Start of PROVIDED RECORDS
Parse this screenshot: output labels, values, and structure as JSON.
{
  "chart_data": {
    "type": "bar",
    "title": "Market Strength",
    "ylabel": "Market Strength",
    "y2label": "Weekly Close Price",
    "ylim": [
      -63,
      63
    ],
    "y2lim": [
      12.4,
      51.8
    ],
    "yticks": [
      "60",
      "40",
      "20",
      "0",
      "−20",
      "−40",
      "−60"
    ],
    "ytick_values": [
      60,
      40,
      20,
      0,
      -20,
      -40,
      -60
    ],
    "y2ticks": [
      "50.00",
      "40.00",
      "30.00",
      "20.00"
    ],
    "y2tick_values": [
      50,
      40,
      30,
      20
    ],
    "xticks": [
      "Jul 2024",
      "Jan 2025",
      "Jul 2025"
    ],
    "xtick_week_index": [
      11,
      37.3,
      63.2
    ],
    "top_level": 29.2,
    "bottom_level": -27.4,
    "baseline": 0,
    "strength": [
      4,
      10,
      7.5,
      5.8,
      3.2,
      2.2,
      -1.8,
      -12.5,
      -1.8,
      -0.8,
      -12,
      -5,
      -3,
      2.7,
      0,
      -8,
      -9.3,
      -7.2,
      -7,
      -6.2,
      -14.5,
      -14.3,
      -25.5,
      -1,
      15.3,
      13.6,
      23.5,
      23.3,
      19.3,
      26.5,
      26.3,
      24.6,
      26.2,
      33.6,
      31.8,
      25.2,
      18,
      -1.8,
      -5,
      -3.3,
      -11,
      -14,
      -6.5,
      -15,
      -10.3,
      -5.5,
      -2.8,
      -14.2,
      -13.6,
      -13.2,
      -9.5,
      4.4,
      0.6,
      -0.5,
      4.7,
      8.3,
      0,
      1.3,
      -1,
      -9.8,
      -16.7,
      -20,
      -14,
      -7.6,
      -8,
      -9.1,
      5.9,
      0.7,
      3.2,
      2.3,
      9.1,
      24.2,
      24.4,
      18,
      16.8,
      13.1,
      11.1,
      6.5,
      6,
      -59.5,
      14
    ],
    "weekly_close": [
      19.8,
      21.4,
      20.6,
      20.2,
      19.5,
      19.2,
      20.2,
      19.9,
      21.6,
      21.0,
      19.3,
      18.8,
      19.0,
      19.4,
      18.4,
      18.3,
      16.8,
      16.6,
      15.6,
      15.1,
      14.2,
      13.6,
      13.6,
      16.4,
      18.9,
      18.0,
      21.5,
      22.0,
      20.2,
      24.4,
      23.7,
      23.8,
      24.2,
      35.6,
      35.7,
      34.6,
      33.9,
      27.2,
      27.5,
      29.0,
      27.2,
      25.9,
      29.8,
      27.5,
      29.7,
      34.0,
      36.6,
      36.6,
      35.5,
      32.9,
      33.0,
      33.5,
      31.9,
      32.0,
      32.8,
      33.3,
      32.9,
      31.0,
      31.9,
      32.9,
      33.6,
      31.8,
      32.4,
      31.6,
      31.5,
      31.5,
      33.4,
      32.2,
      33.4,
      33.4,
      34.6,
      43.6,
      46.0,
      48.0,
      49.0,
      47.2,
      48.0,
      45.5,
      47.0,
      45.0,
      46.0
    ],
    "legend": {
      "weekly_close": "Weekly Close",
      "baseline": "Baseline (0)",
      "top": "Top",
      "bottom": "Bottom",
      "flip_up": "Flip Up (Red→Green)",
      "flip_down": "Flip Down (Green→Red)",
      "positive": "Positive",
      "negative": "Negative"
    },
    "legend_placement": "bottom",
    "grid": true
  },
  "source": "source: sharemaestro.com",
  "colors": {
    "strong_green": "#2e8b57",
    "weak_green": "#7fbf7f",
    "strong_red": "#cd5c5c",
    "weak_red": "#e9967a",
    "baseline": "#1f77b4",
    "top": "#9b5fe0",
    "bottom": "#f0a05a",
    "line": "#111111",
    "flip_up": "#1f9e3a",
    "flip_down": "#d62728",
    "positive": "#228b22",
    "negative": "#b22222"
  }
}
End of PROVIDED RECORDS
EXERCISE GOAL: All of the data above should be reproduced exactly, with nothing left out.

ANSWER BOX:
Parse this screenshot: output labels, values, and structure as JSON.
{
  "chart_data": {
    "type": "bar",
    "title": "Market Strength",
    "ylabel": "Market Strength",
    "y2label": "Weekly Close Price",
    "ylim": [
      -63,
      63
    ],
    "y2lim": [
      12.4,
      51.8
    ],
    "yticks": [
      "60",
      "40",
      "20",
      "0",
      "−20",
      "−40",
      "−60"
    ],
    "ytick_values": [
      60,
      40,
      20,
      0,
      -20,
      -40,
      -60
    ],
    "y2ticks": [
      "50.00",
      "40.00",
      "30.00",
      "20.00"
    ],
    "y2tick_values": [
      50,
      40,
      30,
      20
    ],
    "xticks": [
      "Jul 2024",
      "Jan 2025",
      "Jul 2025"
    ],
    "xtick_week_index": [
      11,
      37.3,
      63.2
    ],
    "top_level": 29.2,
    "bottom_level": -27.4,
    "baseline": 0,
    "strength": [
      4,
      10,
      7.5,
      5.8,
      3.2,
      2.2,
      -1.8,
      -12.5,
      -1.8,
      -0.8,
      -12,
      -5,
      -3,
      2.7,
      0,
      -8,
      -9.3,
      -7.2,
      -7,
      -6.2,
      -14.5,
      -14.3,
      -25.5,
      -1,
      15.3,
      13.6,
      23.5,
      23.3,
      19.3,
      26.5,
      26.3,
      24.6,
      26.2,
      33.6,
      31.8,
      25.2,
      18,
      -1.8,
      -5,
      -3.3,
      -11,
      -14,
      -6.5,
      -15,
      -10.3,
      -5.5,
      -2.8,
      -14.2,
      -13.6,
      -13.2,
      -9.5,
      4.4,
      0.6,
      -0.5,
      4.7,
      8.3,
      0,
      1.3,
      -1,
      -9.8,
      -16.7,
      -20,
      -14,
      -7.6,
      -8,
      -9.1,
      5.9,
      0.7,
      3.2,
      2.3,
      9.1,
      24.2,
      24.4,
      18,
      16.8,
      13.1,
      11.1,
      6.5,
      6,
      -59.5,
      14
    ],
    "weekly_close": [
      19.8,
      21.4,
      20.6,
      20.2,
      19.5,
      19.2,
      20.2,
      19.9,
      21.6,
      21.0,
      19.3,
      18.8,
      19.0,
      19.4,
      18.4,
      18.3,
      16.8,
      16.6,
      15.6,
      15.1,
      14.2,
      13.6,
      13.6,
      16.4,
      18.9,
      18.0,
      21.5,
      22.0,
      20.2,
      24.4,
      23.7,
      23.8,
      24.2,
      35.6,
      35.7,
      34.6,
      33.9,
      27.2,
      27.5,
      29.0,
      27.2,
      25.9,
      29.8,
      27.5,
      29.7,
      34.0,
      36.6,
      36.6,
      35.5,
      32.9,
      33.0,
      33.5,
      31.9,
      32.0,
      32.8,
      33.3,
      32.9,
      31.0,
      31.9,
      32.9,
      33.6,
      31.8,
      32.4,
      31.6,
      31.5,
      31.5,
      33.4,
      32.2,
      33.4,
      33.4,
      34.6,
      43.6,
      46.0,
      48.0,
      49.0,
      47.2,
      48.0,
      45.5,
      47.0,
      45.0,
      46.0
    ],
    "legend": {
      "weekly_close": "Weekly Close",
      "baseline": "Baseline (0)",
      "top": "Top",
      "bottom": "Bottom",
      "flip_up": "Flip Up (Red→Green)",
      "flip_down": "Flip Down (Green→Red)",
      "positive": "Positive",
      "negative": "Negative"
    },
    "legend_placement": "bottom",
    "grid": true
  },
  "source": "source: sharemaestro.com",
  "colors": {
    "strong_green": "#2e8b57",
    "weak_green": "#7fbf7f",
    "strong_red": "#cd5c5c",
    "weak_red": "#e9967a",
    "baseline": "#1f77b4",
    "top": "#9b5fe0",
    "bottom": "#f0a05a",
    "line": "#111111",
    "flip_up": "#1f9e3a",
    "flip_down": "#d62728",
    "positive": "#228b22",
    "negative": "#b22222"
  }
}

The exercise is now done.